WHAT IS BEING ASKED: In the records below, find each line that holds "value" and return it.

Website and app data records:
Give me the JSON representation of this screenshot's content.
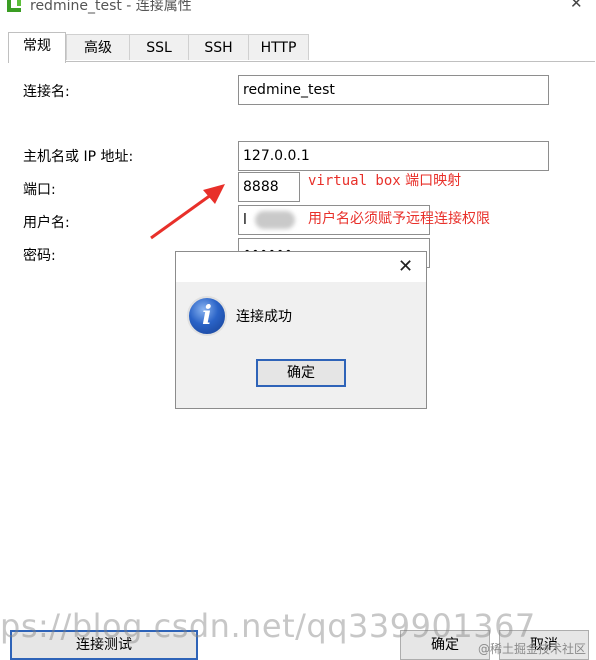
{
  "window": {
    "title": "redmine_test - 连接属性"
  },
  "tabs": [
    {
      "label": "常规"
    },
    {
      "label": "高级"
    },
    {
      "label": "SSL"
    },
    {
      "label": "SSH"
    },
    {
      "label": "HTTP"
    }
  ],
  "form": {
    "connection_name": {
      "label": "连接名:",
      "value": "redmine_test"
    },
    "host": {
      "label": "主机名或 IP 地址:",
      "value": "127.0.0.1"
    },
    "port": {
      "label": "端口:",
      "value": "8888"
    },
    "username": {
      "label": "用户名:",
      "value": "l"
    },
    "password": {
      "label": "密码:",
      "value": "••••••"
    }
  },
  "annotations": {
    "port_note_prefix": "virtual box",
    "port_note_suffix": "端口映射",
    "user_note": "用户名必须赋予远程连接权限",
    "arrow_color": "#e8302a"
  },
  "dialog": {
    "message": "连接成功",
    "ok_label": "确定",
    "icon": "info-icon"
  },
  "footer": {
    "test_label": "连接测试",
    "ok_label": "确定",
    "cancel_label": "取消"
  },
  "watermark": {
    "url": "ps://blog.csdn.net/qq339901367",
    "site": "@稀土掘金技术社区"
  }
}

COMPLETED EXERCISE:
      "value": "redmine_test"
      "value": "127.0.0.1"
      "value": "8888"
      "value": "l"
      "value": "••••••"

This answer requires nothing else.